#### Null and Alternative Hypotheses

In hypothesis testing, we start with a null hypothesis (H0) and an alternative hypothesis (Ha). The null hypothesis represents the status quo or the assumption that there is no significant difference or relationship between variables. The alternative hypothesis, on the other hand, suggests that there is a significant difference or relationship.

#### Interpreting Significance Level

The significance level is typically set before conducting the hypothesis test. Commonly used values for alpha are 0.05 and 0.01, corresponding to a 5% and 1% chance of rejecting the null hypothesis when it is true, respectively. If the p-value (the probability of obtaining the observed data or more extreme data assuming the null hypothesis is true) is less than the significance level, we reject the null hypothesis in favor of the alternative hypothesis.

## The Relationship Between Confidence Intervals and Significance

Confidence intervals and significance level are closely related but serve different purposes. While confidence intervals provide a range of values within which the true population parameter is likely to fall, significance level determines the probability of rejecting the null hypothesis. In other words, confidence intervals estimate the parameter, while significance level tests the hypothesis about the parameter.
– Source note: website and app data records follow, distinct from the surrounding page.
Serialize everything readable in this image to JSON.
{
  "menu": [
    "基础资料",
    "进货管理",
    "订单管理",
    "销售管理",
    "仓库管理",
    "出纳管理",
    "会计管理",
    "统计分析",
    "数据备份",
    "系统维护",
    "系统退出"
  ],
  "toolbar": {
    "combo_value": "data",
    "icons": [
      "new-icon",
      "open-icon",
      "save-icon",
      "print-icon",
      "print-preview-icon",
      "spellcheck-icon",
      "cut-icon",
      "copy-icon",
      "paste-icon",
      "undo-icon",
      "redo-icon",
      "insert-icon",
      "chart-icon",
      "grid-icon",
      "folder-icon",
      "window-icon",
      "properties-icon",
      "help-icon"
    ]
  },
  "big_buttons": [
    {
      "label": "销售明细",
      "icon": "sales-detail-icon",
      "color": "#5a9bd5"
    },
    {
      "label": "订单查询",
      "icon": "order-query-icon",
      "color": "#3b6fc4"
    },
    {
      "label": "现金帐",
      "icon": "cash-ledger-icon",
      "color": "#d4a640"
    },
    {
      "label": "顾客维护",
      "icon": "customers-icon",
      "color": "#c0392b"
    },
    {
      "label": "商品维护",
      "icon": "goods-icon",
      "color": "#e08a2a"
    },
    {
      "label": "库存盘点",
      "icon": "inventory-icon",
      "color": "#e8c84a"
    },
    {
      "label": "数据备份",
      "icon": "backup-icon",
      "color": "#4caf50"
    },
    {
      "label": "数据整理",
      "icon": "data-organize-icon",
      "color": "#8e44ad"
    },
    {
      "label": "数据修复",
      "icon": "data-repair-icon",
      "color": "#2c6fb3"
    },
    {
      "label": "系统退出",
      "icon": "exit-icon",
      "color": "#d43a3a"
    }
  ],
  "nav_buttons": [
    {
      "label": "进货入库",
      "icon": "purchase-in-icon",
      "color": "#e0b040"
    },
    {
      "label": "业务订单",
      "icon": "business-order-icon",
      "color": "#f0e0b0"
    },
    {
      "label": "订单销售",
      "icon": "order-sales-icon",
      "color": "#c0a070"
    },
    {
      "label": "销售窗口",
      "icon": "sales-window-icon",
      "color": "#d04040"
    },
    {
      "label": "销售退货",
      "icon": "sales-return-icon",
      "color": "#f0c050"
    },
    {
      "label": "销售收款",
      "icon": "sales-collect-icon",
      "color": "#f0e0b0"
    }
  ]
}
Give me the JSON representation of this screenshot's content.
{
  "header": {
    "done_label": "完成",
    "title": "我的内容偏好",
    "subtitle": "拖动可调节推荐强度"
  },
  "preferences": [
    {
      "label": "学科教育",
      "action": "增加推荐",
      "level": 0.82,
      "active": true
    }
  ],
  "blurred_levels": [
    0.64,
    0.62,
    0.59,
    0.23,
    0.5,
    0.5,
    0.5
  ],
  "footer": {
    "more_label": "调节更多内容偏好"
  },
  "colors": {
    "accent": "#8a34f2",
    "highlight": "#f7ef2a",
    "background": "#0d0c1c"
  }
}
#### Confidence Intervals and Hypothesis Testing

Confidence intervals can be used in conjunction with hypothesis testing to draw conclusions about a population. If the confidence interval for a parameter does not include the null value, it provides evidence against the null hypothesis. Conversely, if the confidence interval includes the null value, we fail to reject the null hypothesis.

#### Importance of Confidence Intervals and Significance

Confidence intervals and significance level are essential tools in statistical analysis. They allow researchers and analysts to make informed decisions based on data and draw accurate conclusions about a population. By understanding confidence intervals, we can estimate population parameters with a certain level of confidence. Significance level, on the other hand, helps us determine the strength of evidence against the null hypothesis and make decisions based on statistical significance.

## Conclusion

Confidence intervals and significance level are fundamental concepts in statistical analysis. They provide valuable insights into the estimation of population parameters and the strength of evidence against the null hypothesis. By understanding these concepts, researchers and analysts can make more informed decisions based on data and draw accurate conclusions about a population. Confidence intervals and significance level are powerful tools that enhance the reliability and validity of statistical analysis, ultimately leading to more robust and meaningful results.